Data for review START

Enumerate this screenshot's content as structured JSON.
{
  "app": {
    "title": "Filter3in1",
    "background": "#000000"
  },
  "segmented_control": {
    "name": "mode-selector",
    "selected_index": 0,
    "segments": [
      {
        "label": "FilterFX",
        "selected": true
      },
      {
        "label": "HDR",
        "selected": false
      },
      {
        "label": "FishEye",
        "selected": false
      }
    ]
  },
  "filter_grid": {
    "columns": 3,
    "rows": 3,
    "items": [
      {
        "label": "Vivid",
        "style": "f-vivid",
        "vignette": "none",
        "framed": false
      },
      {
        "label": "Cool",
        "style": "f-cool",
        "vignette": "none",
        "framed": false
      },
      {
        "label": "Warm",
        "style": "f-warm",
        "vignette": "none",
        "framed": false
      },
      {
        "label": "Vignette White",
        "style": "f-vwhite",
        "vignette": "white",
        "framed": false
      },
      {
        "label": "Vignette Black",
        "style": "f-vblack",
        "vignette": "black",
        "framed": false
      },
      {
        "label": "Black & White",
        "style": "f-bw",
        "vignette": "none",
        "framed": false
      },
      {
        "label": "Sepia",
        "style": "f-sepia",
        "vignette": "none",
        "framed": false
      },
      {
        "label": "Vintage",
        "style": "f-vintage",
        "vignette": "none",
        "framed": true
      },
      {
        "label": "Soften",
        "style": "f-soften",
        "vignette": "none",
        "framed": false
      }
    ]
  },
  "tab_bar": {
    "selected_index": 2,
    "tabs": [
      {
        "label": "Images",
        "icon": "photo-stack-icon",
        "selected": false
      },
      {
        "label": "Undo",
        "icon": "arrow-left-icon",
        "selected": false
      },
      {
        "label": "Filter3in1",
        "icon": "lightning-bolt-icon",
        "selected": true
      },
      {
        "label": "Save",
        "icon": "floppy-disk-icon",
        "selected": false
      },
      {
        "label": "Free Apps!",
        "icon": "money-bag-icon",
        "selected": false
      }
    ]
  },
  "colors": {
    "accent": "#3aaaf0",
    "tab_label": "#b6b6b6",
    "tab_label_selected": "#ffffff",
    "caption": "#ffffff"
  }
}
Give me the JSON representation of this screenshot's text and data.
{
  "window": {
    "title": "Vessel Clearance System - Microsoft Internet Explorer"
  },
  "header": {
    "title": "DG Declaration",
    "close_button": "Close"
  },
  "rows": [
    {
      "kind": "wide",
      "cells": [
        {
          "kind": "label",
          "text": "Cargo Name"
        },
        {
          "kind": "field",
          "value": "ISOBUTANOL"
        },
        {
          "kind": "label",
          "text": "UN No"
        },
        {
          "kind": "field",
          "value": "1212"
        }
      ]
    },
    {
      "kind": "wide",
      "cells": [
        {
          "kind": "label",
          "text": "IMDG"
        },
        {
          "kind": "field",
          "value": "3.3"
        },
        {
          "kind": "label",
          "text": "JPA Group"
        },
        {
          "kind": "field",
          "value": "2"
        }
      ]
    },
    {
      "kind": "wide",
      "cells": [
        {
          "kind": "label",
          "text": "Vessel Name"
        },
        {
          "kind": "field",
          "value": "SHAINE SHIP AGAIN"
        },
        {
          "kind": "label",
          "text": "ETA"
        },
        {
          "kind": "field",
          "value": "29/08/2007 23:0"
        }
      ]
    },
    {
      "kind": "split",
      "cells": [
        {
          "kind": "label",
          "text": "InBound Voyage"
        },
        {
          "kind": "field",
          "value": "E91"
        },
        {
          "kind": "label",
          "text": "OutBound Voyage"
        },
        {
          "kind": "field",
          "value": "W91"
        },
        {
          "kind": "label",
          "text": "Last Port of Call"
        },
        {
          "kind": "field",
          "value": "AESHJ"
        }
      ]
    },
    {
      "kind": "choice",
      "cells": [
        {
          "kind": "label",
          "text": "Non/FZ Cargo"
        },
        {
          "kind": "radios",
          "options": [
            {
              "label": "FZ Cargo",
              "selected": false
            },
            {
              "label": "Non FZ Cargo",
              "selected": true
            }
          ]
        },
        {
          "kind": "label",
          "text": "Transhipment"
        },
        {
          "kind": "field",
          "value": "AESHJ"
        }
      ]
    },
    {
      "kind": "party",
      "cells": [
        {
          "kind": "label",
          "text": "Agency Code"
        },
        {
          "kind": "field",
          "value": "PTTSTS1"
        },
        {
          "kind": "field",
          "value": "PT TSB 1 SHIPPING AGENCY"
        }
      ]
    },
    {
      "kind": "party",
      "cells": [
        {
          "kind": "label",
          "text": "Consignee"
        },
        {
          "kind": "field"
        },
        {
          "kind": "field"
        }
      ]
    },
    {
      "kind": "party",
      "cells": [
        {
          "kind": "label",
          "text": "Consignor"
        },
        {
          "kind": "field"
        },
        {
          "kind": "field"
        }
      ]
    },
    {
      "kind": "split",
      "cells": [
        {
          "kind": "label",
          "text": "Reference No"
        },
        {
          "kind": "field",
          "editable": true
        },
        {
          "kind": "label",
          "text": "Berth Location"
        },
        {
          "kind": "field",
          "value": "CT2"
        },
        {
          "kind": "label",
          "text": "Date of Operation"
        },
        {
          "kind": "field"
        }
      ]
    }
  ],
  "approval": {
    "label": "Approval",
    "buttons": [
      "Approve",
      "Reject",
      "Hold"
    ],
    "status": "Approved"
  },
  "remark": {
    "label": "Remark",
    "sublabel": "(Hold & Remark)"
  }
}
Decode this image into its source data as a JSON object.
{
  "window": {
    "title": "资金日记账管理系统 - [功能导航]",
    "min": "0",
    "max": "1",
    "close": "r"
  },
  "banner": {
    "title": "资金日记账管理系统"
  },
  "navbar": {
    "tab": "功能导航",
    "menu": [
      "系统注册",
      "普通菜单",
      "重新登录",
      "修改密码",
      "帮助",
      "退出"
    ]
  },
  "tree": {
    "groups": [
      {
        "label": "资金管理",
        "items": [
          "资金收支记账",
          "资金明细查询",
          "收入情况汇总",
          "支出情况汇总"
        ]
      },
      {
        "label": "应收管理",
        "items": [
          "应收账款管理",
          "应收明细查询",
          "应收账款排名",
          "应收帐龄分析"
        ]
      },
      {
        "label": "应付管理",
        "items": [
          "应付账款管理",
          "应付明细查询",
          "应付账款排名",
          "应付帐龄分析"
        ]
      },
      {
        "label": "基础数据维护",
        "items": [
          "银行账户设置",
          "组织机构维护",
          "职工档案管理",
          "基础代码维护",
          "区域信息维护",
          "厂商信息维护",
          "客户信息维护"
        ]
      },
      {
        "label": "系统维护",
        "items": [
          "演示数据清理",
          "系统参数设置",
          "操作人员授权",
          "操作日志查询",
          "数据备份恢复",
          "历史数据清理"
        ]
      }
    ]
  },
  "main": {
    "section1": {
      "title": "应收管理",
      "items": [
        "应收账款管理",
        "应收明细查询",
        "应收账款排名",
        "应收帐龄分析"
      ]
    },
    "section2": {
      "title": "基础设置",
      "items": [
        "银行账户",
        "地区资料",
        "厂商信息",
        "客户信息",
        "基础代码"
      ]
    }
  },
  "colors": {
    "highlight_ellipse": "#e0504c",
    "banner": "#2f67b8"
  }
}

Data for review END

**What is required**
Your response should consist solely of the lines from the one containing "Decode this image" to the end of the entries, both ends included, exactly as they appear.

**Solution**
Decode this image into its source data as a JSON object.
{
  "window": {
    "title": "资金日记账管理系统 - [功能导航]",
    "min": "0",
    "max": "1",
    "close": "r"
  },
  "banner": {
    "title": "资金日记账管理系统"
  },
  "navbar": {
    "tab": "功能导航",
    "menu": [
      "系统注册",
      "普通菜单",
      "重新登录",
      "修改密码",
      "帮助",
      "退出"
    ]
  },
  "tree": {
    "groups": [
      {
        "label": "资金管理",
        "items": [
          "资金收支记账",
          "资金明细查询",
          "收入情况汇总",
          "支出情况汇总"
        ]
      },
      {
        "label": "应收管理",
        "items": [
          "应收账款管理",
          "应收明细查询",
          "应收账款排名",
          "应收帐龄分析"
        ]
      },
      {
        "label": "应付管理",
        "items": [
          "应付账款管理",
          "应付明细查询",
          "应付账款排名",
          "应付帐龄分析"
        ]
      },
      {
        "label": "基础数据维护",
        "items": [
          "银行账户设置",
          "组织机构维护",
          "职工档案管理",
          "基础代码维护",
          "区域信息维护",
          "厂商信息维护",
          "客户信息维护"
        ]
      },
      {
        "label": "系统维护",
        "items": [
          "演示数据清理",
          "系统参数设置",
          "操作人员授权",
          "操作日志查询",
          "数据备份恢复",
          "历史数据清理"
        ]
      }
    ]
  },
  "main": {
    "section1": {
      "title": "应收管理",
      "items": [
        "应收账款管理",
        "应收明细查询",
        "应收账款排名",
        "应收帐龄分析"
      ]
    },
    "section2": {
      "title": "基础设置",
      "items": [
        "银行账户",
        "地区资料",
        "厂商信息",
        "客户信息",
        "基础代码"
      ]
    }
  },
  "colors": {
    "highlight_ellipse": "#e0504c",
    "banner": "#2f67b8"
  }
}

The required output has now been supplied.